*** Opening of Data for analysis ***

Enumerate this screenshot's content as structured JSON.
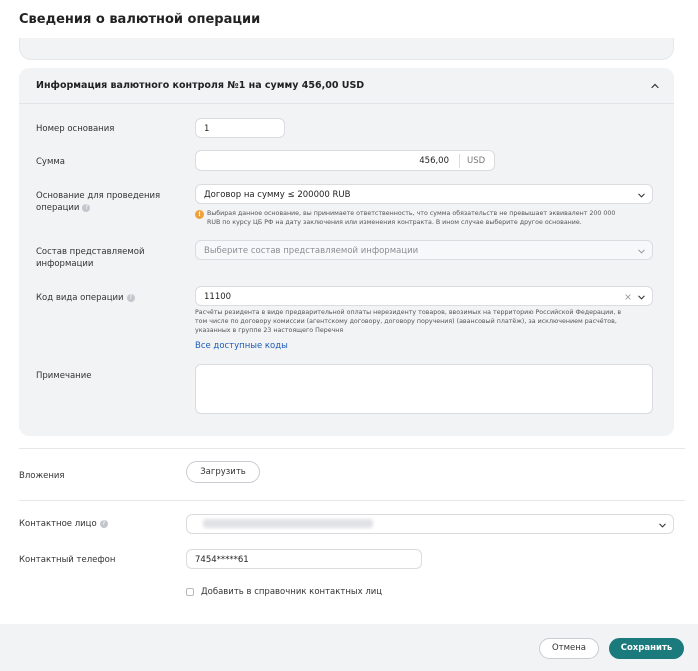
{
  "page": {
    "title": "Сведения о валютной операции"
  },
  "card": {
    "title": "Информация валютного контроля №1 на сумму 456,00 USD",
    "fields": {
      "base_number_label": "Номер основания",
      "base_number_value": "1",
      "amount_label": "Сумма",
      "amount_value": "456,00",
      "amount_currency": "USD",
      "basis_label_line1": "Основание для проведения",
      "basis_label_line2": "операции",
      "basis_value": "Договор на сумму ≤ 200000 RUB",
      "basis_warning_line1": "Выбирая данное основание, вы принимаете ответственность, что сумма обязательств не превышает эквивалент 200 000",
      "basis_warning_line2": "RUB по курсу ЦБ РФ на дату заключения или изменения контракта. В ином случае выберите другое основание.",
      "composition_label_line1": "Состав представляемой",
      "composition_label_line2": "информации",
      "composition_placeholder": "Выберите состав представляемой информации",
      "op_code_label": "Код вида операции",
      "op_code_value": "11100",
      "op_code_desc_line1": "Расчёты резидента в виде предварительной оплаты нерезиденту товаров, ввозимых на территорию Российской Федерации, в",
      "op_code_desc_line2": "том числе по договору комиссии (агентскому договору, договору поручения) (авансовый платёж), за исключением расчётов,",
      "op_code_desc_line3": "указанных в группе 23 настоящего Перечня",
      "all_codes_link": "Все доступные коды",
      "note_label": "Примечание",
      "note_value": ""
    }
  },
  "attachments": {
    "label": "Вложения",
    "upload_button": "Загрузить"
  },
  "contact": {
    "person_label": "Контактное лицо",
    "phone_label": "Контактный телефон",
    "phone_value": "7454*****61",
    "add_to_directory": "Добавить в справочник контактных лиц"
  },
  "footer": {
    "cancel": "Отмена",
    "save": "Сохранить"
  },
  "icons": {
    "hint": "?",
    "warning": "!"
  }
}
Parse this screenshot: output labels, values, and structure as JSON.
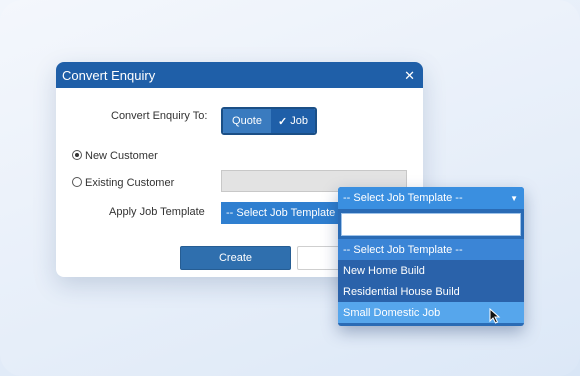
{
  "dialog": {
    "title": "Convert Enquiry",
    "close_glyph": "✕",
    "convert_label": "Convert Enquiry To:",
    "toggle": {
      "quote_label": "Quote",
      "job_label": "Job",
      "selected": "Job"
    },
    "new_customer_label": "New Customer",
    "existing_customer_label": "Existing Customer",
    "selected_customer_option": "New Customer",
    "apply_template_label": "Apply Job Template",
    "template_value": "-- Select Job Template --",
    "create_label": "Create"
  },
  "dropdown": {
    "selected": "-- Select Job Template --",
    "search_value": "",
    "options": [
      "-- Select Job Template --",
      "New Home Build",
      "Residential House Build",
      "Small Domestic Job"
    ],
    "hovered_option": "Small Domestic Job"
  },
  "colors": {
    "header": "#1f5fa8",
    "accent": "#2f7fd0",
    "dropdown_bg": "#2a6bb5"
  }
}
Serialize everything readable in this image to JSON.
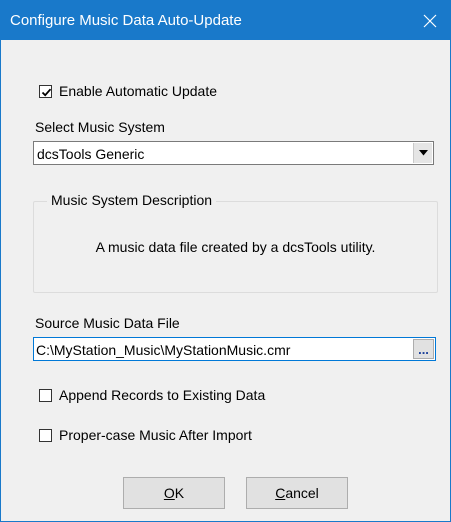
{
  "window": {
    "title": "Configure Music Data Auto-Update",
    "titlebar_color": "#1979ca"
  },
  "enable_update": {
    "label": "Enable Automatic Update",
    "checked": true
  },
  "music_system": {
    "label": "Select Music System",
    "selected": "dcsTools Generic"
  },
  "description_group": {
    "legend": "Music System Description",
    "text": "A music data file created by a dcsTools utility."
  },
  "source_file": {
    "label": "Source Music Data File",
    "value": "C:\\MyStation_Music\\MyStationMusic.cmr",
    "browse_label": "..."
  },
  "append_records": {
    "label": "Append Records to Existing Data",
    "checked": false
  },
  "proper_case": {
    "label": "Proper-case Music After Import",
    "checked": false
  },
  "buttons": {
    "ok_mnemonic": "O",
    "ok_rest": "K",
    "cancel_mnemonic": "C",
    "cancel_rest": "ancel"
  }
}
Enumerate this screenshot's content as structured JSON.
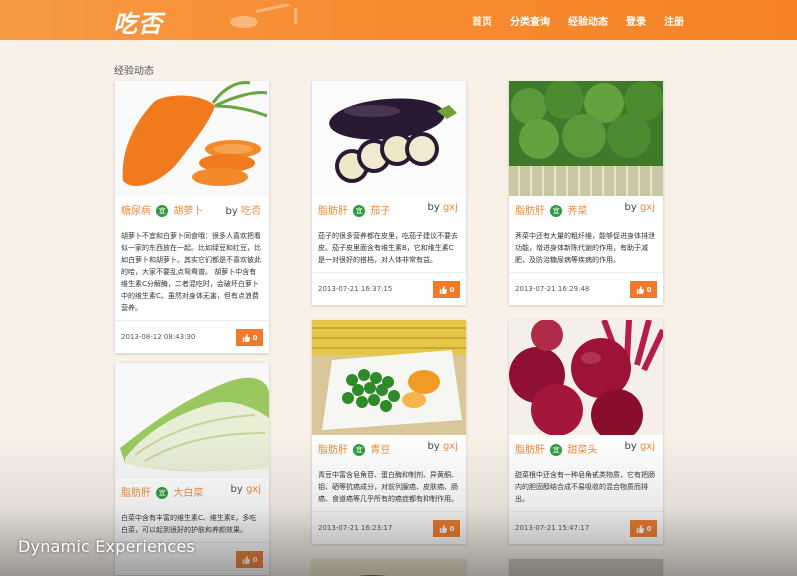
{
  "header": {
    "logo": "吃否",
    "nav": [
      "首页",
      "分类查询",
      "经验动态",
      "登录",
      "注册"
    ]
  },
  "section_title": "经验动态",
  "cards": [
    {
      "tag": "糖尿病",
      "badge": "宜",
      "veg": "胡萝卜",
      "by": "by",
      "author": "吃否",
      "desc": "胡萝卜不宜和白萝卜同食哦：很多人喜欢把看似一家的东西放在一起。比如绿豆和红豆，比如白萝卜和胡萝卜。其实它们都是不喜欢彼此的哈，大家不要乱点鸳鸯谱。 胡萝卜中含有维生素C分解酶，二者混吃时，会破坏白萝卜中的维生素C。虽然对身体无害，但有点浪费营养。",
      "time": "2013-08-12 08:43:30",
      "likes": "0"
    },
    {
      "tag": "脂肪肝",
      "badge": "宜",
      "veg": "茄子",
      "by": "by",
      "author": "gxj",
      "desc": "茄子的很多营养都在皮里，吃茄子建议不要去皮。茄子皮里面含有维生素B，它和维生素C是一对很好的搭档，对人体非常有益。",
      "time": "2013-07-21 16:37:15",
      "likes": "0"
    },
    {
      "tag": "脂肪肝",
      "badge": "宜",
      "veg": "荠菜",
      "by": "by",
      "author": "gxj",
      "desc": "荠菜中还有大量的粗纤维，能够促进身体排泄功能，增进身体新陈代谢的作用，有助于减肥，及防治糖尿病等疾病的作用。",
      "time": "2013-07-21 16:29:48",
      "likes": "0"
    },
    {
      "tag": "脂肪肝",
      "badge": "宜",
      "veg": "大白菜",
      "by": "by",
      "author": "gxj",
      "desc": "白菜中含有丰富的维生素C、维生素E，多吃白菜，可以起到很好的护肤和养颜效果。",
      "time": "",
      "likes": "0"
    },
    {
      "tag": "脂肪肝",
      "badge": "宜",
      "veg": "青豆",
      "by": "by",
      "author": "gxj",
      "desc": "青豆中富含皂角苷、蛋白酶抑制剂、异黄酮、钼、硒等抗癌成分，对前列腺癌、皮肤癌、肠癌、食道癌等几乎所有的癌症都有抑制作用。",
      "time": "2013-07-21 16:23:17",
      "likes": "0"
    },
    {
      "tag": "脂肪肝",
      "badge": "宜",
      "veg": "甜菜头",
      "by": "by",
      "author": "gxj",
      "desc": "甜菜根中还含有一种皂角甙类物质，它有把肠内的胆固醇结合成不易吸收的混合物质而排出。",
      "time": "2013-07-21 15:47:17",
      "likes": "0"
    }
  ],
  "watermark": "Dynamic Experiences",
  "colors": {
    "header": "#f78a30",
    "accent": "#f08b38",
    "badge": "#2e9c3e",
    "like": "#f07a2a"
  }
}
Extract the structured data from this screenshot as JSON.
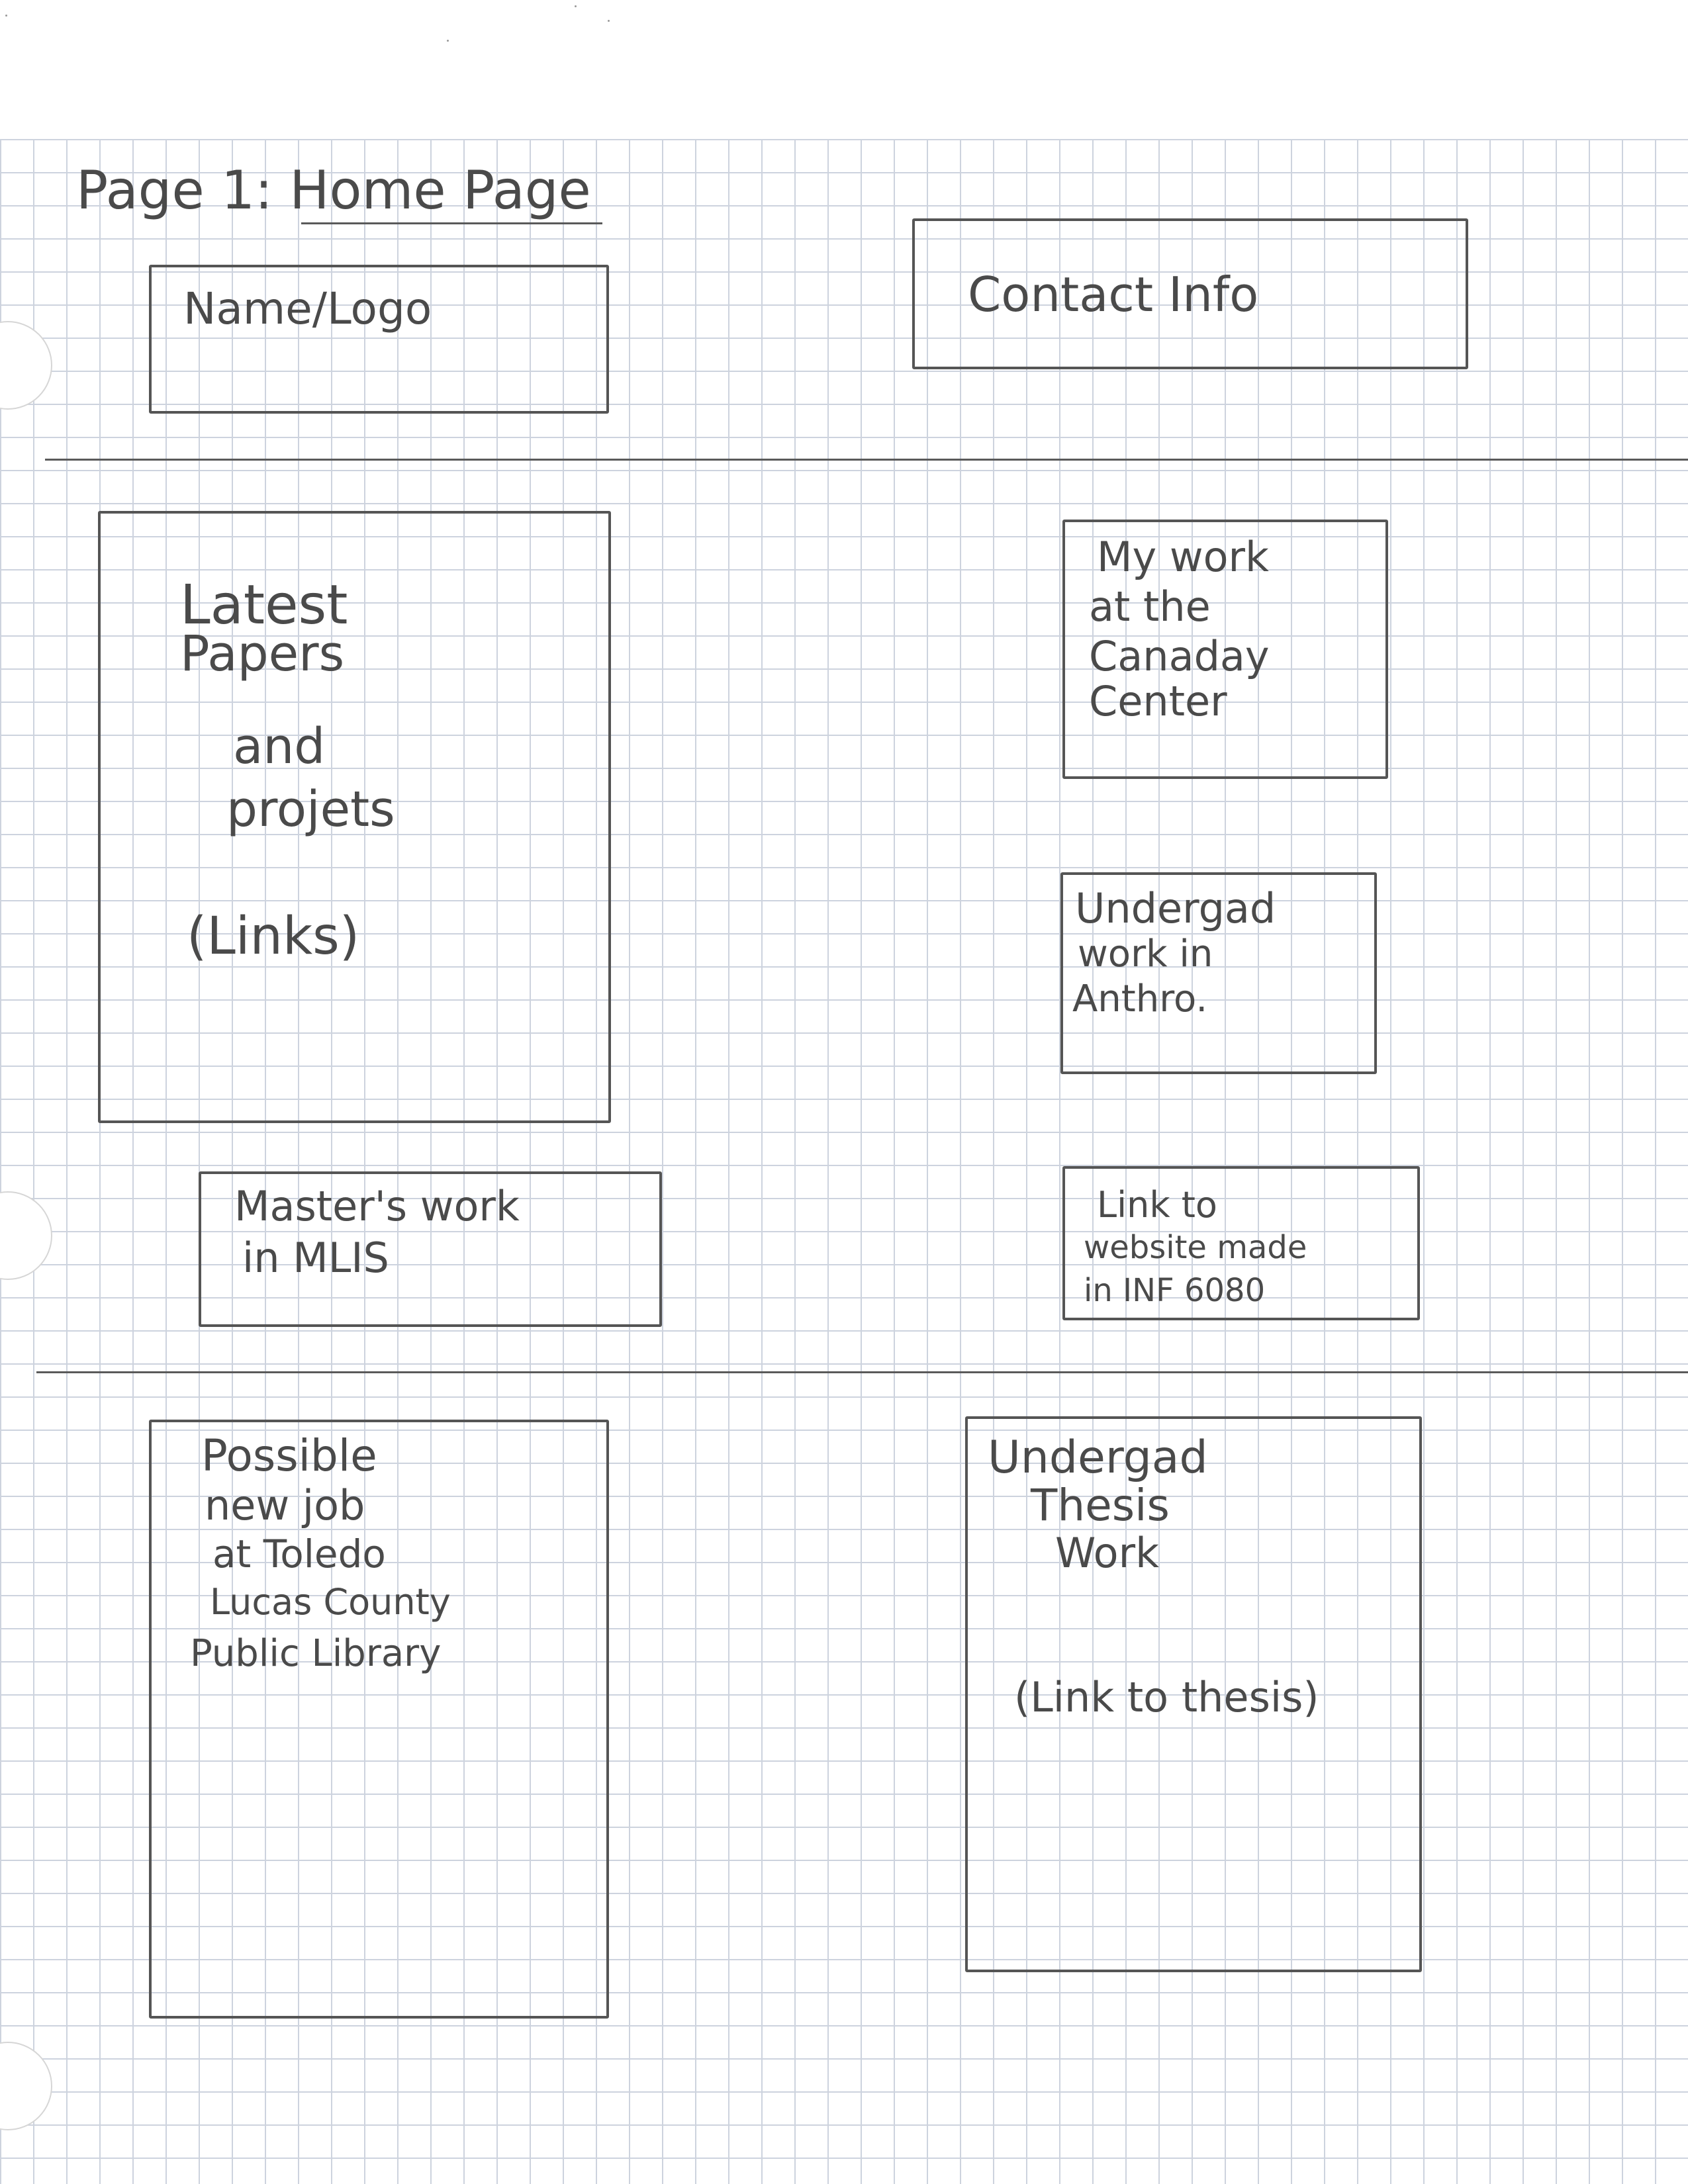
{
  "page_title": "Page 1: Home Page",
  "boxes": {
    "name_logo": {
      "label": "Name/Logo"
    },
    "contact_info": {
      "label": "Contact Info"
    },
    "latest_papers": {
      "line1": "Latest",
      "line2": "Papers",
      "line3": "and",
      "line4": "projets",
      "line5": "(Links)"
    },
    "canaday": {
      "line1": "My work",
      "line2": "at the",
      "line3": "Canaday",
      "line4": "Center"
    },
    "undergrad_anthro": {
      "line1": "Undergad",
      "line2": "work in",
      "line3": "Anthro."
    },
    "masters_mlis": {
      "line1": "Master's work",
      "line2": "in MLIS"
    },
    "website_link": {
      "line1": "Link to",
      "line2": "website made",
      "line3": "in INF 6080"
    },
    "new_job": {
      "line1": "Possible",
      "line2": "new job",
      "line3": "at Toledo",
      "line4": "Lucas County",
      "line5": "Public Library"
    },
    "thesis": {
      "line1": "Undergad",
      "line2": "Thesis",
      "line3": "Work",
      "line4": "(Link to thesis)"
    }
  }
}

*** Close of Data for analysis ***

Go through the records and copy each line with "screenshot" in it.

Enumerate this screenshot's content as structured JSON.
Parse this screenshot: output labels, values, and structure as JSON.
Enumerate this screenshot's content as structured JSON.
Extract the structured data from this screenshot as JSON.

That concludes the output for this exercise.